→ The input:
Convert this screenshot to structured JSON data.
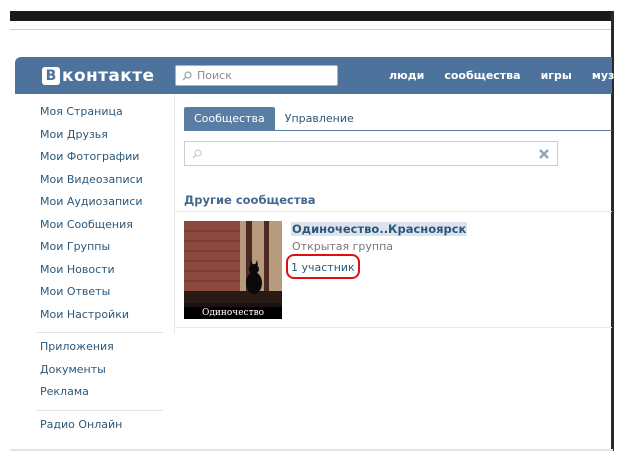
{
  "header": {
    "logo_mark": "B",
    "logo_text": "контакте",
    "search_placeholder": "Поиск",
    "nav": [
      "люди",
      "сообщества",
      "игры",
      "музыка"
    ]
  },
  "sidebar": {
    "items": [
      "Моя Страница",
      "Мои Друзья",
      "Мои Фотографии",
      "Мои Видеозаписи",
      "Мои Аудиозаписи",
      "Мои Сообщения",
      "Мои Группы",
      "Мои Новости",
      "Мои Ответы",
      "Мои Настройки"
    ],
    "extra": [
      "Приложения",
      "Документы",
      "Реклама"
    ],
    "radio": "Радио Онлайн"
  },
  "tabs": {
    "communities": "Сообщества",
    "manage": "Управление"
  },
  "filter": {
    "value": ""
  },
  "section": {
    "title": "Другие сообщества"
  },
  "group": {
    "name": "Одиночество..Красноярск",
    "type": "Открытая группа",
    "members": "1 участник",
    "photo_caption": "Одиночество"
  },
  "colors": {
    "header_bg": "#4d739d",
    "link": "#2b587a",
    "tab_active": "#597da3",
    "highlight": "#e01010"
  }
}
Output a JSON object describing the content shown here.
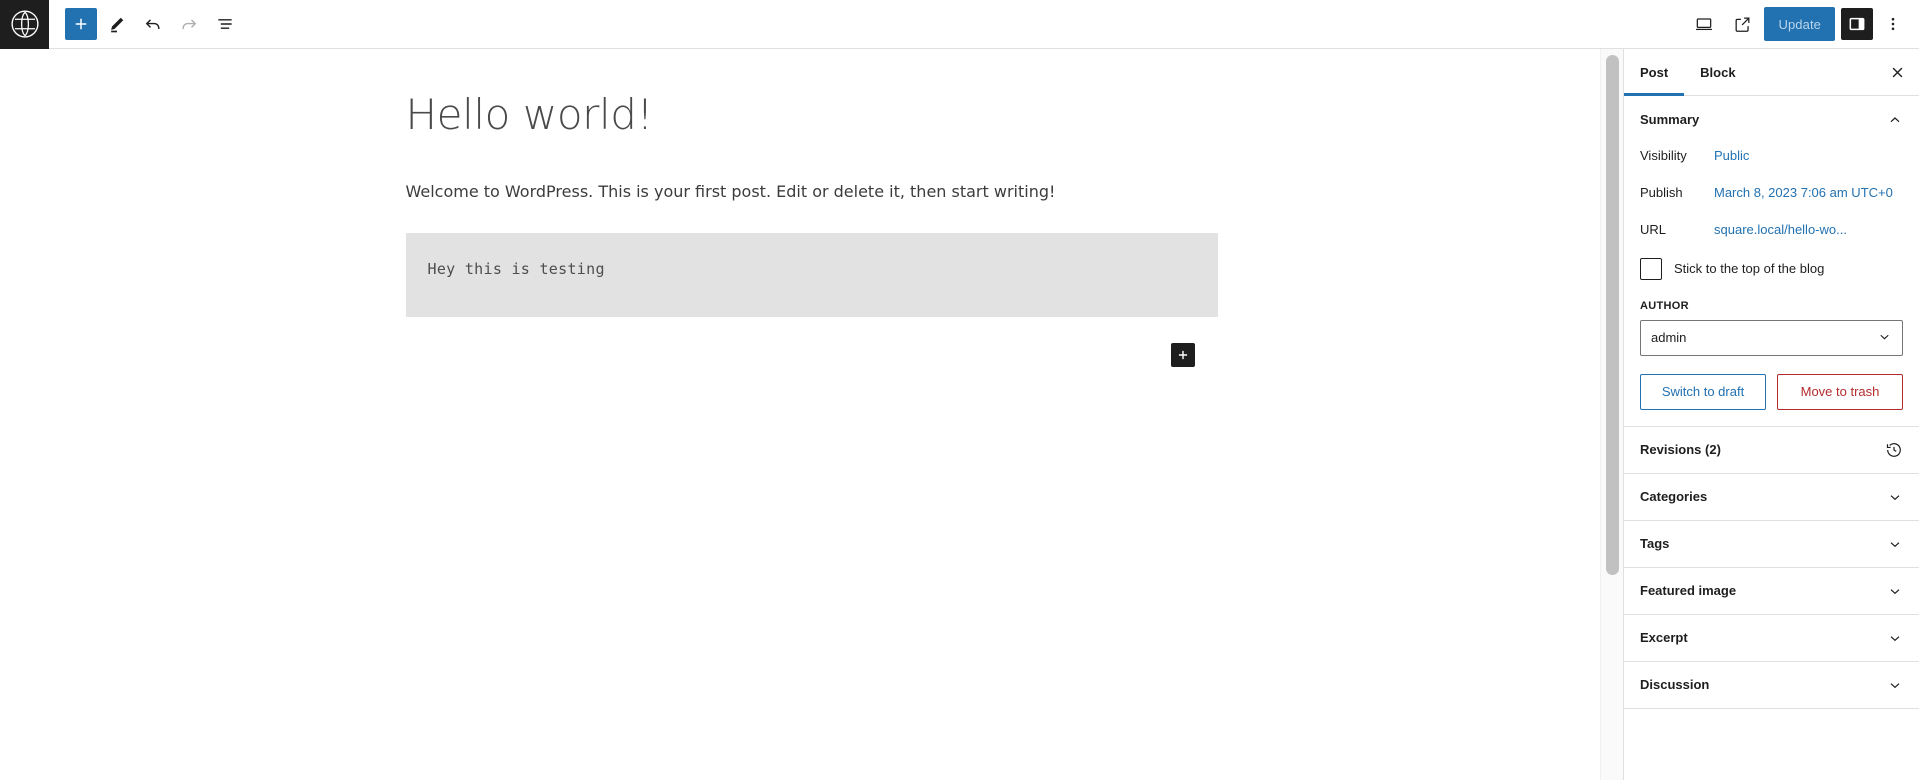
{
  "toolbar": {
    "logo_icon": "wordpress-logo-icon",
    "add_block_label": "+",
    "add_block_icon": "plus-icon",
    "tools_icon": "pencil-icon",
    "undo_icon": "undo-icon",
    "redo_icon": "redo-icon",
    "list_view_icon": "list-view-icon",
    "preview_icon": "desktop-preview-icon",
    "view_post_icon": "external-link-icon",
    "update_label": "Update",
    "settings_icon": "settings-sidebar-icon",
    "options_icon": "three-dots-vertical-icon",
    "accent_color": "#2271b1",
    "dark_color": "#1e1e1e"
  },
  "editor": {
    "title": "Hello world!",
    "paragraph": "Welcome to WordPress. This is your first post. Edit or delete it, then start writing!",
    "code_block": "Hey this is testing",
    "inserter_icon": "plus-icon"
  },
  "sidebar": {
    "tabs": [
      {
        "label": "Post",
        "active": true
      },
      {
        "label": "Block",
        "active": false
      }
    ],
    "close_icon": "close-icon",
    "summary": {
      "heading": "Summary",
      "chevron_icon": "chevron-up-icon",
      "rows": [
        {
          "label": "Visibility",
          "value": "Public"
        },
        {
          "label": "Publish",
          "value": "March 8, 2023 7:06 am UTC+0"
        },
        {
          "label": "URL",
          "value": "square.local/hello-wo..."
        }
      ],
      "sticky_label": "Stick to the top of the blog",
      "sticky_checked": false,
      "author_label": "AUTHOR",
      "author_value": "admin",
      "author_chevron_icon": "chevron-down-icon",
      "switch_draft_label": "Switch to draft",
      "move_trash_label": "Move to trash"
    },
    "revisions": {
      "label": "Revisions (2)",
      "icon": "revision-history-icon"
    },
    "panels": [
      {
        "label": "Categories",
        "chevron_icon": "chevron-down-icon"
      },
      {
        "label": "Tags",
        "chevron_icon": "chevron-down-icon"
      },
      {
        "label": "Featured image",
        "chevron_icon": "chevron-down-icon"
      },
      {
        "label": "Excerpt",
        "chevron_icon": "chevron-down-icon"
      },
      {
        "label": "Discussion",
        "chevron_icon": "chevron-down-icon"
      }
    ]
  }
}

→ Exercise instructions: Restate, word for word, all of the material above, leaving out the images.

→ Exercise response:
Convert this screenshot to structured JSON data.
{
  "header": {
    "logo_mark": "B",
    "logo_text": "контакте",
    "search_placeholder": "Поиск",
    "nav": [
      "люди",
      "сообщества",
      "игры",
      "музыка"
    ]
  },
  "sidebar": {
    "items": [
      "Моя Страница",
      "Мои Друзья",
      "Мои Фотографии",
      "Мои Видеозаписи",
      "Мои Аудиозаписи",
      "Мои Сообщения",
      "Мои Группы",
      "Мои Новости",
      "Мои Ответы",
      "Мои Настройки"
    ],
    "extra": [
      "Приложения",
      "Документы",
      "Реклама"
    ],
    "radio": "Радио Онлайн"
  },
  "tabs": {
    "communities": "Сообщества",
    "manage": "Управление"
  },
  "filter": {
    "value": ""
  },
  "section": {
    "title": "Другие сообщества"
  },
  "group": {
    "name": "Одиночество..Красноярск",
    "type": "Открытая группа",
    "members": "1 участник",
    "photo_caption": "Одиночество"
  },
  "colors": {
    "header_bg": "#4d739d",
    "link": "#2b587a",
    "tab_active": "#597da3",
    "highlight": "#e01010"
  }
}
Output a JSON object describing the content shown here.
{
  "toolbar": {
    "logo_icon": "wordpress-logo-icon",
    "add_block_label": "+",
    "add_block_icon": "plus-icon",
    "tools_icon": "pencil-icon",
    "undo_icon": "undo-icon",
    "redo_icon": "redo-icon",
    "list_view_icon": "list-view-icon",
    "preview_icon": "desktop-preview-icon",
    "view_post_icon": "external-link-icon",
    "update_label": "Update",
    "settings_icon": "settings-sidebar-icon",
    "options_icon": "three-dots-vertical-icon",
    "accent_color": "#2271b1",
    "dark_color": "#1e1e1e"
  },
  "editor": {
    "title": "Hello world!",
    "paragraph": "Welcome to WordPress. This is your first post. Edit or delete it, then start writing!",
    "code_block": "Hey this is testing",
    "inserter_icon": "plus-icon"
  },
  "sidebar": {
    "tabs": [
      {
        "label": "Post",
        "active": true
      },
      {
        "label": "Block",
        "active": false
      }
    ],
    "close_icon": "close-icon",
    "summary": {
      "heading": "Summary",
      "chevron_icon": "chevron-up-icon",
      "rows": [
        {
          "label": "Visibility",
          "value": "Public"
        },
        {
          "label": "Publish",
          "value": "March 8, 2023 7:06 am UTC+0"
        },
        {
          "label": "URL",
          "value": "square.local/hello-wo..."
        }
      ],
      "sticky_label": "Stick to the top of the blog",
      "sticky_checked": false,
      "author_label": "AUTHOR",
      "author_value": "admin",
      "author_chevron_icon": "chevron-down-icon",
      "switch_draft_label": "Switch to draft",
      "move_trash_label": "Move to trash"
    },
    "revisions": {
      "label": "Revisions (2)",
      "icon": "revision-history-icon"
    },
    "panels": [
      {
        "label": "Categories",
        "chevron_icon": "chevron-down-icon"
      },
      {
        "label": "Tags",
        "chevron_icon": "chevron-down-icon"
      },
      {
        "label": "Featured image",
        "chevron_icon": "chevron-down-icon"
      },
      {
        "label": "Excerpt",
        "chevron_icon": "chevron-down-icon"
      },
      {
        "label": "Discussion",
        "chevron_icon": "chevron-down-icon"
      }
    ]
  }
}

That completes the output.